# EXERCISE REQUIREMENTS:
Write the entries out again. Every character must match.

# ENTRIES SHOWN:
════════════════

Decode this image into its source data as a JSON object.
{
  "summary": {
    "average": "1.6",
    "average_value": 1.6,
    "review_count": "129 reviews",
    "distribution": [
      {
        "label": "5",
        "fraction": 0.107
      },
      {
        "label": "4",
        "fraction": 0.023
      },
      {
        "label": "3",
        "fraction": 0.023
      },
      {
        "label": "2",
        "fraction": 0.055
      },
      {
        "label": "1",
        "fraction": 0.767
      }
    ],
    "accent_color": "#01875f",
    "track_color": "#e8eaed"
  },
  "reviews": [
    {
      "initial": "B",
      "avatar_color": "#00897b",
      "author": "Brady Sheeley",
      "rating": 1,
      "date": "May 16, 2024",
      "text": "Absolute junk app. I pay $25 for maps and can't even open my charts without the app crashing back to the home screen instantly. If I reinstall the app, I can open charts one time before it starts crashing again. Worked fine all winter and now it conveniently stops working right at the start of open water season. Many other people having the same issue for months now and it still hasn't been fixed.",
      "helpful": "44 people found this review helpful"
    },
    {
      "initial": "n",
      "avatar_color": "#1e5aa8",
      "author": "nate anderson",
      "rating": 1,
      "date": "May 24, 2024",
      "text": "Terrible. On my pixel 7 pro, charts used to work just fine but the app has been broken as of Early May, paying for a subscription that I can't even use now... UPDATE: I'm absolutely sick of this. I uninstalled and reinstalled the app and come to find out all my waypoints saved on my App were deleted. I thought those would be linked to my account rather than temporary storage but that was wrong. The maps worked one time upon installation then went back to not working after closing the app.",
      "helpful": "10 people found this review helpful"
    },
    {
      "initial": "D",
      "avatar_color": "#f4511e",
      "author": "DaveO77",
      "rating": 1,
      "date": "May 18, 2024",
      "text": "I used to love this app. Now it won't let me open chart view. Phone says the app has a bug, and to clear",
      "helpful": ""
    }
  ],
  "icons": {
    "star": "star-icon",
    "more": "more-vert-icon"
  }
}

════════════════

# SOLUTION TO THE EXERCISE:
Decode this image into its source data as a JSON object.
{
  "summary": {
    "average": "1.6",
    "average_value": 1.6,
    "review_count": "129 reviews",
    "distribution": [
      {
        "label": "5",
        "fraction": 0.107
      },
      {
        "label": "4",
        "fraction": 0.023
      },
      {
        "label": "3",
        "fraction": 0.023
      },
      {
        "label": "2",
        "fraction": 0.055
      },
      {
        "label": "1",
        "fraction": 0.767
      }
    ],
    "accent_color": "#01875f",
    "track_color": "#e8eaed"
  },
  "reviews": [
    {
      "initial": "B",
      "avatar_color": "#00897b",
      "author": "Brady Sheeley",
      "rating": 1,
      "date": "May 16, 2024",
      "text": "Absolute junk app. I pay $25 for maps and can't even open my charts without the app crashing back to the home screen instantly. If I reinstall the app, I can open charts one time before it starts crashing again. Worked fine all winter and now it conveniently stops working right at the start of open water season. Many other people having the same issue for months now and it still hasn't been fixed.",
      "helpful": "44 people found this review helpful"
    },
    {
      "initial": "n",
      "avatar_color": "#1e5aa8",
      "author": "nate anderson",
      "rating": 1,
      "date": "May 24, 2024",
      "text": "Terrible. On my pixel 7 pro, charts used to work just fine but the app has been broken as of Early May, paying for a subscription that I can't even use now... UPDATE: I'm absolutely sick of this. I uninstalled and reinstalled the app and come to find out all my waypoints saved on my App were deleted. I thought those would be linked to my account rather than temporary storage but that was wrong. The maps worked one time upon installation then went back to not working after closing the app.",
      "helpful": "10 people found this review helpful"
    },
    {
      "initial": "D",
      "avatar_color": "#f4511e",
      "author": "DaveO77",
      "rating": 1,
      "date": "May 18, 2024",
      "text": "I used to love this app. Now it won't let me open chart view. Phone says the app has a bug, and to clear",
      "helpful": ""
    }
  ],
  "icons": {
    "star": "star-icon",
    "more": "more-vert-icon"
  }
}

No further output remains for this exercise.